DATA ::
%%
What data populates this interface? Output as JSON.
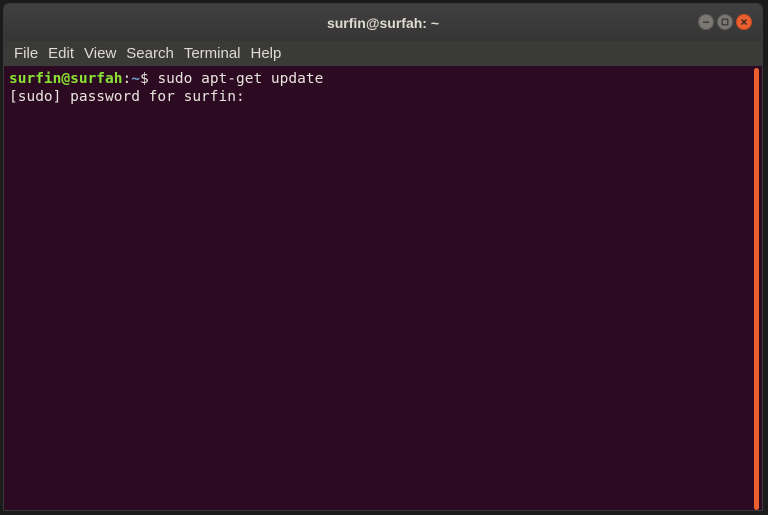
{
  "window": {
    "title": "surfin@surfah: ~"
  },
  "menu": {
    "items": [
      "File",
      "Edit",
      "View",
      "Search",
      "Terminal",
      "Help"
    ]
  },
  "terminal": {
    "prompt_user": "surfin@surfah",
    "prompt_sep": ":",
    "prompt_path": "~",
    "prompt_symbol": "$ ",
    "command": "sudo apt-get update",
    "output_line": "[sudo] password for surfin:"
  },
  "colors": {
    "terminal_bg": "#2c0a22",
    "prompt_user": "#8ae234",
    "prompt_path": "#729fcf",
    "close_button": "#ea5f2d",
    "accent": "#ea5f2d"
  },
  "icons": {
    "minimize": "minimize-icon",
    "maximize": "maximize-icon",
    "close": "close-icon"
  }
}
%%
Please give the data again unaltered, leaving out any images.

TASK OUTPUT ::
What data populates this interface? Output as JSON.
{
  "window": {
    "title": "surfin@surfah: ~"
  },
  "menu": {
    "items": [
      "File",
      "Edit",
      "View",
      "Search",
      "Terminal",
      "Help"
    ]
  },
  "terminal": {
    "prompt_user": "surfin@surfah",
    "prompt_sep": ":",
    "prompt_path": "~",
    "prompt_symbol": "$ ",
    "command": "sudo apt-get update",
    "output_line": "[sudo] password for surfin:"
  },
  "colors": {
    "terminal_bg": "#2c0a22",
    "prompt_user": "#8ae234",
    "prompt_path": "#729fcf",
    "close_button": "#ea5f2d",
    "accent": "#ea5f2d"
  },
  "icons": {
    "minimize": "minimize-icon",
    "maximize": "maximize-icon",
    "close": "close-icon"
  }
}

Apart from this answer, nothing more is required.